News & Insights

Family & Medical Leave Act (FMLA)Americans with Disabilities ActAugust 23, 2022by Elijah DavisA Non-Obvious Issue in Dealing with Workplace Injuries

When it comes to workplace injuries, it's crucial that employers are aware of the laws from local to federal levels. In this post, Elijah outlines some important things to consider before facing a workers' comp situation.

Workplace injuries can trigger compliance requirements under multiple laws at the federal, state, and local levels. Some of the most common and costly mistakes by employers occur while attempting to navigate the intersections of these laws. Below are a few key takeaways on the interaction and overlap of workers’ comp and the Family Medical Leave Act (FMLA).*   

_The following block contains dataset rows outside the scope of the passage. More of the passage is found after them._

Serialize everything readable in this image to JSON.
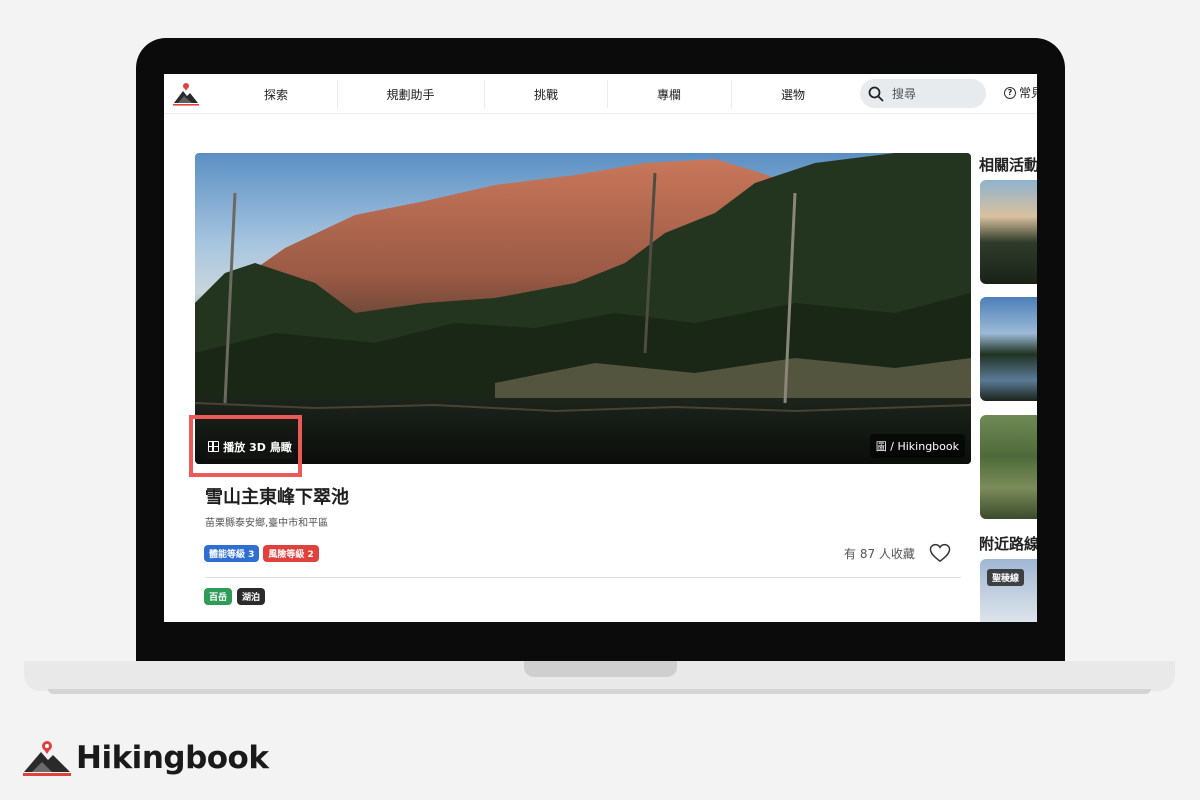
{
  "nav": {
    "items": [
      "探索",
      "規劃助手",
      "挑戰",
      "專欄",
      "選物"
    ],
    "search_placeholder": "搜尋",
    "faq_label": "常見"
  },
  "hero": {
    "photo_credit": "圖 / Hikingbook",
    "play_3d_label": "播放 3D 鳥瞰"
  },
  "trail": {
    "title": "雪山主東峰下翠池",
    "location": "苗栗縣泰安鄉,臺中市和平區",
    "badges": [
      {
        "label": "體能等級 3",
        "color": "#2f6fd1"
      },
      {
        "label": "風險等級 2",
        "color": "#e0413d"
      }
    ],
    "favorites_text": "有 87 人收藏",
    "tags": [
      {
        "label": "百岳",
        "color": "#2e9b58"
      },
      {
        "label": "湖泊",
        "color": "#2b2b2b"
      }
    ]
  },
  "sidebar": {
    "related_heading": "相關活動",
    "nearby_heading": "附近路線",
    "nearby_badge": "聖稜線"
  },
  "brand": {
    "name": "Hikingbook",
    "accent": "#e0413d"
  }
}
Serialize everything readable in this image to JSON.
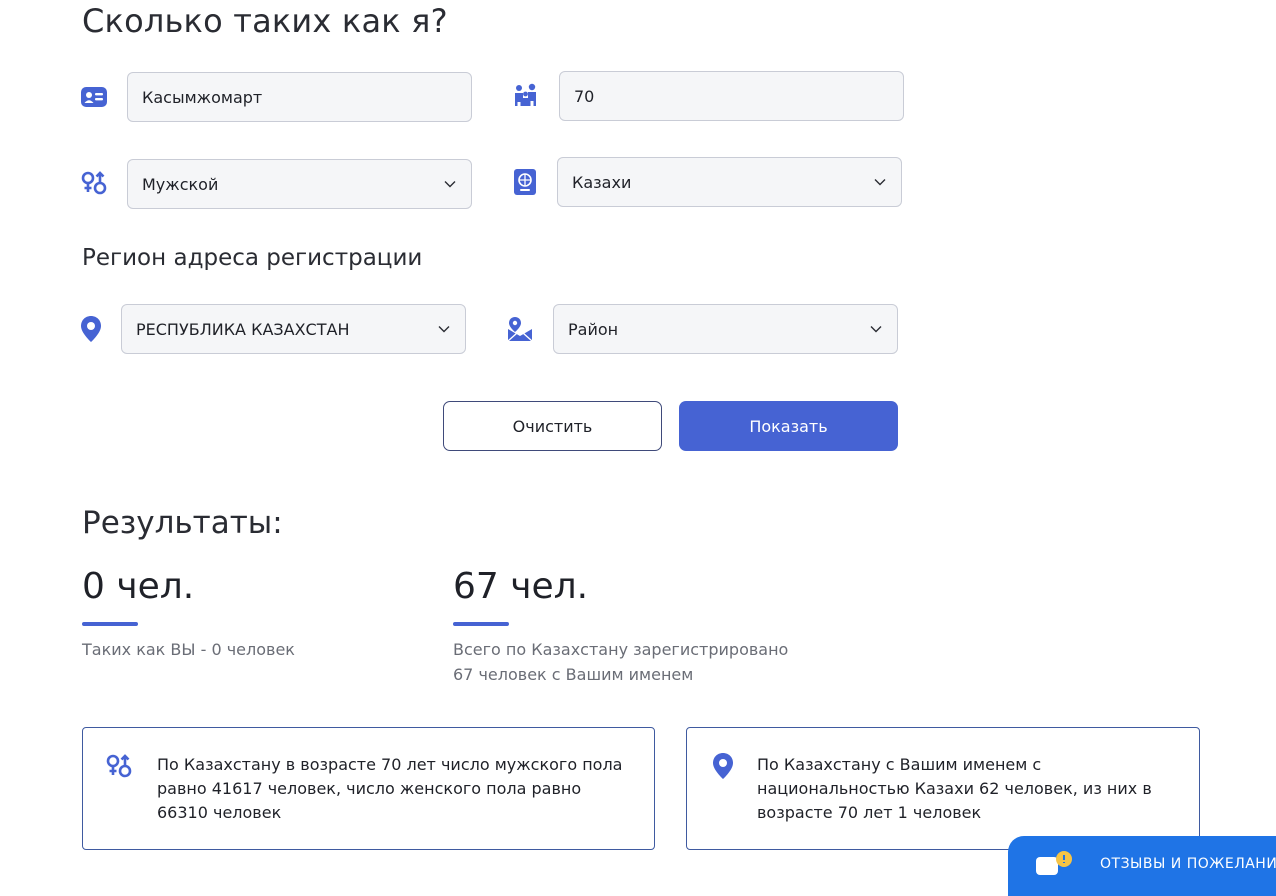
{
  "page": {
    "title": "Сколько таких как я?",
    "region_section_title": "Регион адреса регистрации",
    "results_title": "Результаты:"
  },
  "form": {
    "name": {
      "value": "Касымжомарт",
      "icon": "id-card-icon"
    },
    "age": {
      "value": "70",
      "icon": "family-icon"
    },
    "gender": {
      "value": "Мужской",
      "icon": "gender-icon"
    },
    "nationality": {
      "value": "Казахи",
      "icon": "passport-icon"
    },
    "region": {
      "value": "РЕСПУБЛИКА КАЗАХСТАН",
      "icon": "location-pin-icon"
    },
    "district": {
      "value": "Район",
      "icon": "map-location-icon"
    }
  },
  "buttons": {
    "clear": "Очистить",
    "show": "Показать"
  },
  "results": {
    "like_you": {
      "count": "0 чел.",
      "desc": "Таких как ВЫ - 0 человек"
    },
    "total": {
      "count": "67 чел.",
      "desc_line1": "Всего по Казахстану зарегистрировано",
      "desc_line2": "67 человек с Вашим именем"
    }
  },
  "cards": {
    "gender_stats": {
      "line1": "По Казахстану в возрасте 70 лет число мужского пола",
      "line2": "равно 41617 человек, число женского пола равно",
      "line3": "66310 человек"
    },
    "nationality_stats": {
      "line1": "По Казахстану с Вашим именем с",
      "line2": "национальностью Казахи 62 человек, из них в",
      "line3": "возрасте 70 лет 1 человек"
    }
  },
  "feedback": {
    "label": "ОТЗЫВЫ И ПОЖЕЛАНИЯ"
  },
  "colors": {
    "accent": "#4663d3",
    "field_bg": "#f5f6f8",
    "field_border": "#c9ccd6",
    "feedback": "#1f74e6"
  }
}
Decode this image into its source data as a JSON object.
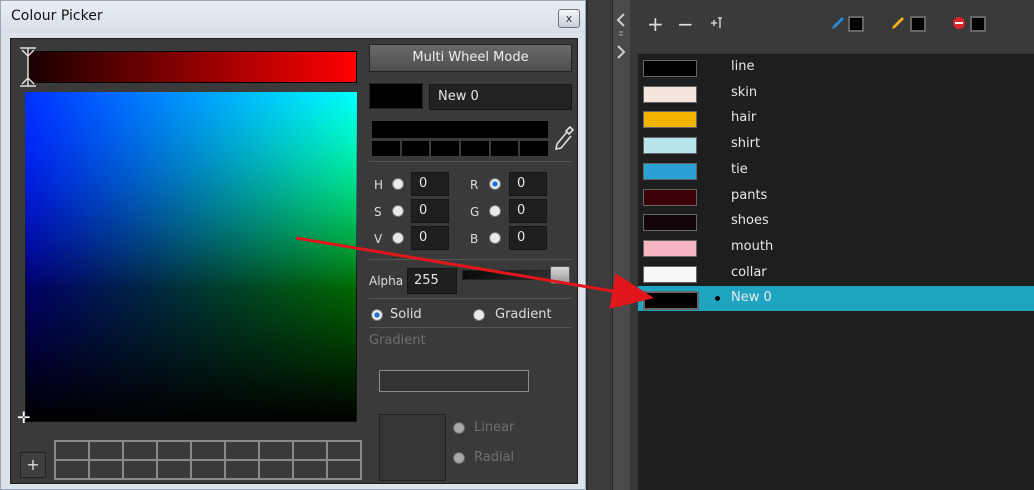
{
  "window": {
    "title": "Colour Picker",
    "close_glyph": "x"
  },
  "picker": {
    "mode_button": "Multi Wheel Mode",
    "color_name": "New 0",
    "hsv": [
      {
        "label": "H",
        "value": "0"
      },
      {
        "label": "S",
        "value": "0"
      },
      {
        "label": "V",
        "value": "0"
      }
    ],
    "rgb": [
      {
        "label": "R",
        "value": "0"
      },
      {
        "label": "G",
        "value": "0"
      },
      {
        "label": "B",
        "value": "0"
      }
    ],
    "alpha_label": "Alpha",
    "alpha_value": "255",
    "solid_label": "Solid",
    "gradient_label": "Gradient",
    "gradient_section": "Gradient",
    "linear_label": "Linear",
    "radial_label": "Radial",
    "add_swatch": "+",
    "selected_model": "R",
    "fill_type": "Solid"
  },
  "palette_toolbar": {
    "add": "+",
    "remove": "−",
    "icons": [
      "add-colour-icon",
      "remove-colour-icon",
      "tint-icon",
      "pencil-icon",
      "brush-icon",
      "texture-icon"
    ]
  },
  "palette": [
    {
      "name": "line",
      "color": "#000000"
    },
    {
      "name": "skin",
      "color": "#f4e6dc"
    },
    {
      "name": "hair",
      "color": "#f5b400"
    },
    {
      "name": "shirt",
      "color": "#b8e4ec"
    },
    {
      "name": "tie",
      "color": "#2aa0d6"
    },
    {
      "name": "pants",
      "color": "#3b0008"
    },
    {
      "name": "shoes",
      "color": "#120508"
    },
    {
      "name": "mouth",
      "color": "#f6b7c2"
    },
    {
      "name": "collar",
      "color": "#f8f8f8"
    },
    {
      "name": "New 0",
      "color": "#000000",
      "selected": true
    }
  ],
  "colors": {
    "accent": "#1fa4c1",
    "arrow": "#e0161a"
  }
}
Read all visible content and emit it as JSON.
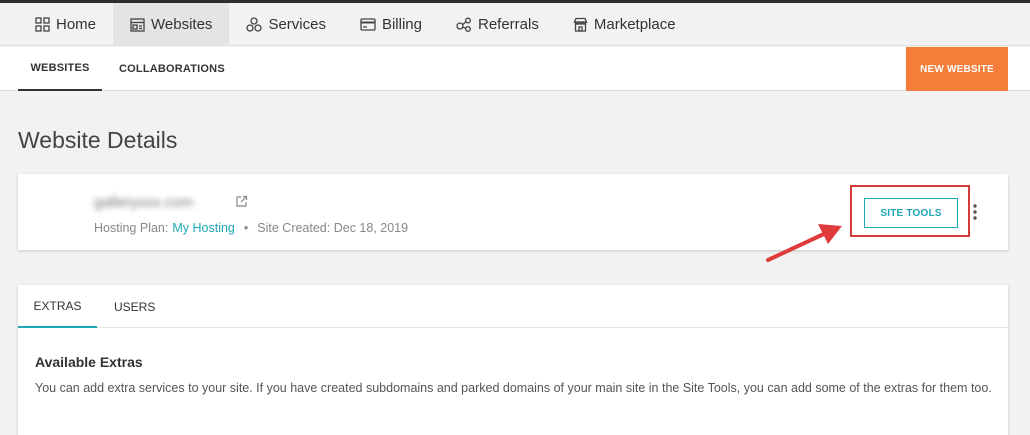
{
  "topnav": {
    "items": [
      {
        "label": "Home",
        "icon": "grid-icon"
      },
      {
        "label": "Websites",
        "icon": "window-icon",
        "active": true
      },
      {
        "label": "Services",
        "icon": "services-icon"
      },
      {
        "label": "Billing",
        "icon": "credit-card-icon"
      },
      {
        "label": "Referrals",
        "icon": "share-icon"
      },
      {
        "label": "Marketplace",
        "icon": "store-icon"
      }
    ]
  },
  "subnav": {
    "tabs": [
      "WEBSITES",
      "COLLABORATIONS"
    ],
    "new_website_label": "NEW WEBSITE"
  },
  "page": {
    "title": "Website Details"
  },
  "site": {
    "domain": "galleryxxx.com",
    "hosting_plan_label": "Hosting Plan:",
    "hosting_plan_value": "My Hosting",
    "created": "Site Created: Dec 18, 2019",
    "site_tools_label": "SITE TOOLS"
  },
  "extras": {
    "tabs": [
      "EXTRAS",
      "USERS"
    ],
    "title": "Available Extras",
    "description": "You can add extra services to your site. If you have created subdomains and parked domains of your main site in the Site Tools, you can add some of the extras for them too."
  },
  "colors": {
    "accent": "#1ea7b5",
    "new_button": "#f47d3a",
    "highlight": "#d43a3a"
  }
}
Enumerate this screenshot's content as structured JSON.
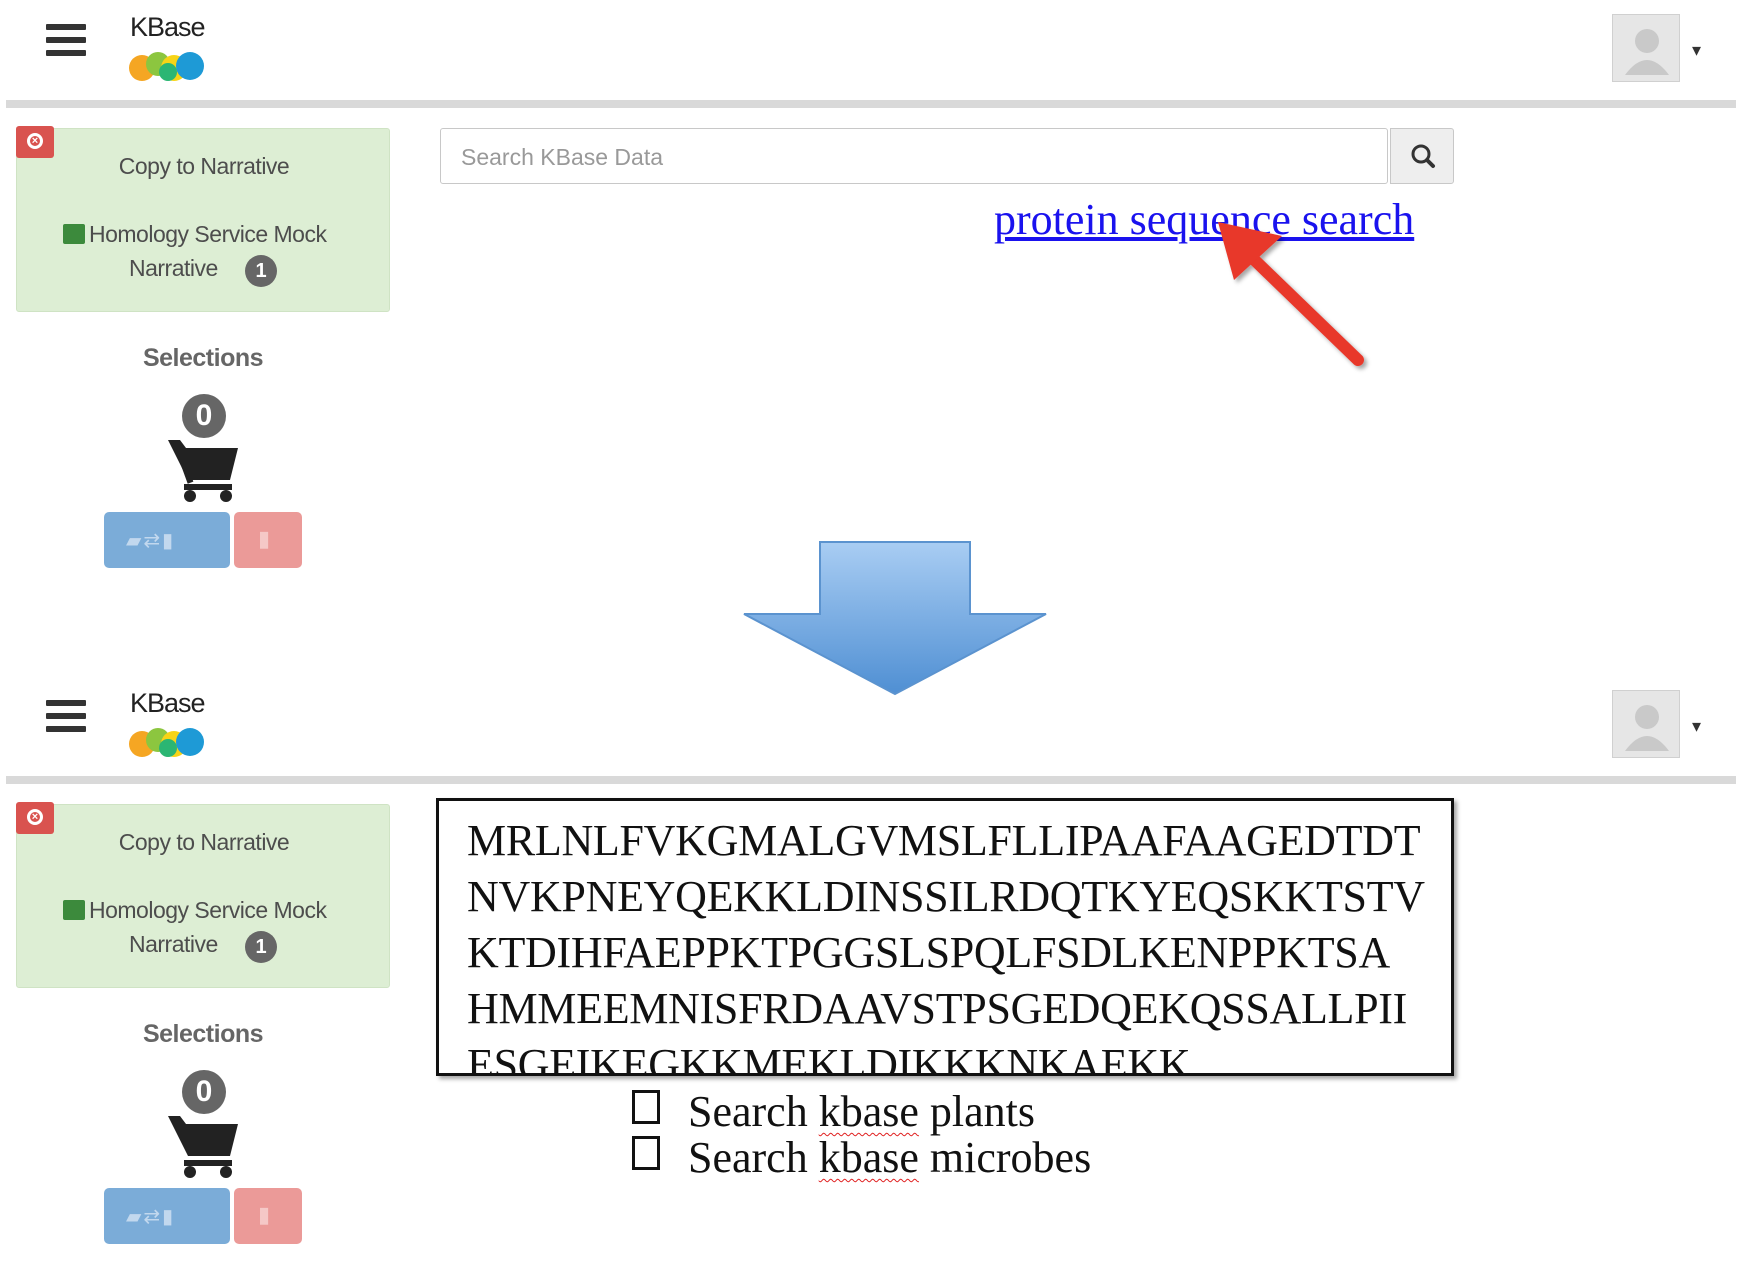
{
  "header": {
    "logo_text": "KBase",
    "menu_icon": "hamburger-menu-icon",
    "avatar_icon": "user-avatar-icon"
  },
  "sidebar": {
    "copy_label": "Copy to Narrative",
    "narrative_name_line1": "Homology Service Mock",
    "narrative_name_line2": "Narrative",
    "narrative_count": "1",
    "selections_label": "Selections",
    "selections_count": "0"
  },
  "search": {
    "placeholder": "Search KBase Data",
    "button_icon": "search-icon"
  },
  "annotation": {
    "link_text": "protein sequence search",
    "arrow_color": "#e8372c",
    "transition_arrow_color": "#6fa3dc"
  },
  "sequence_input": {
    "lines": [
      "MRLNLFVKGMALGVMSLFLLIPAAFAAGEDTDT",
      "NVKPNEYQEKKLDINSSILRDQTKYEQSKKTSTV",
      "KTDIHFAEPPKTPGGSLSPQLFSDLKENPPKTSA",
      "HMMEEMNISFRDAAVSTPSGEDQEKQSSALLPII",
      "ESGEIKEGKKMEKLDIKKKNKAEKK"
    ]
  },
  "options": [
    {
      "prefix": "Search ",
      "word": "kbase",
      "suffix": " plants"
    },
    {
      "prefix": "Search ",
      "word": "kbase",
      "suffix": " microbes"
    }
  ],
  "colors": {
    "card_green": "#ddeed4",
    "close_red": "#d9534f",
    "transfer_blue": "#7bacd8",
    "delete_pink": "#eb9a98",
    "link_blue": "#1a12ee"
  }
}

Refresher on the applicable laws

FMLA is a federal statute that applies to eligible employees of covered employers. We don’t have time to go into the details, but you can read more here. As an overview, just know that (1) FMLA provides job protected unpaid leave for, among other reasons, an employee’s own serious health condition, and (2) covered employers are prohibited from interfering with, restraining, or denying an eligible employee’s efforts to exercise any FMLA right. Note: Failure to provide the required notices and forms at the right time may qualify as a violation of an employee’s rights under FMLA. 

Workers’ Compensation: Most states require employers to provide their employees with workers’ comp benefits. Workers’ comp allows an employee who is injured in a work-related accident to receive payments for all reasonable medical care and lost wages resulting from that injury.

Key takeaways

  • These laws are not designed to make life easier for employers. 
  • Sometimes the circumstances giving rise to, and the benefits provided by these laws, can overlap. 
  • Employers cannot use one benefit system as a shield against the applicability of another. 
  • Although employers may run FMLA and workers’ comp concurrently, it is not enough to simply provide workers’ comp benefits.
  • The information gathered from handling a workers’ comp claim may be sufficient to notify the employer that an employee might be protected by the FMLA.
  • Employers should view most workers’ comp claims in tandem with FMLA and not as separate and distinct requests. This is true even if different departments or third-party providers would handle the claims. 
  • The fact that an employee accepts a light-duty assignment in connection with their workers’ comp claim does not eliminate an employer’s obligations under the FMLA. 
  • Employers should also remember to check the facts of the situation against their obligations under the ADA. 

Navigating the multiple laws stemming from a workplace injury can be a challenge for any employer. Thoughtful decision-making is necessary to avoid a mistake, which could have costly consequences. Employers grappling with these complexities are encouraged to reach out to an experienced employment attorney. 


*Based on: Ramji v. Hospital Housekeeping Systems, LLC, 992 F.3d 1233 (2021).